[Data records for software interfaces]

◆ ◆ ◆ ◆ ◆

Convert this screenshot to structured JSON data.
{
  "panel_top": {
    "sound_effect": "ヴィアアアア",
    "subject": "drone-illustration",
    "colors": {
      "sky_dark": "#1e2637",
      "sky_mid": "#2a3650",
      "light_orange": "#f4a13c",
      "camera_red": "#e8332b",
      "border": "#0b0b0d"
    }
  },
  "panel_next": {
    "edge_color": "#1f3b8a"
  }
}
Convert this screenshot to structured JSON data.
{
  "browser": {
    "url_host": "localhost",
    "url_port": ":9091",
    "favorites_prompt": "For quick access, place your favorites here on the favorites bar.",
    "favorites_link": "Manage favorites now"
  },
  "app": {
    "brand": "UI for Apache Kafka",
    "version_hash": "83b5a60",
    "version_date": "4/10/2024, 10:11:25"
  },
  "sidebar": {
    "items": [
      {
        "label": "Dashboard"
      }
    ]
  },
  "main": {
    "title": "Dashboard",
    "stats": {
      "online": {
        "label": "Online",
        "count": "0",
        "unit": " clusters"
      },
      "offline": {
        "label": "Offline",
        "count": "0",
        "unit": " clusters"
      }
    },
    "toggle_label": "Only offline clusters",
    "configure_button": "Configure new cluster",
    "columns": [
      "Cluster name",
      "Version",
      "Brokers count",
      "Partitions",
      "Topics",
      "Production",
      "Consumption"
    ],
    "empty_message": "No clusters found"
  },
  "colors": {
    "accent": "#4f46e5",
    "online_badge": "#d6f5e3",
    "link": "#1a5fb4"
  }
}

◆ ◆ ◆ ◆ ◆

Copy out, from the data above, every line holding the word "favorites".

    "favorites_prompt": "For quick access, place your favorites here on the favorites bar.",
    "favorites_link": "Manage favorites now"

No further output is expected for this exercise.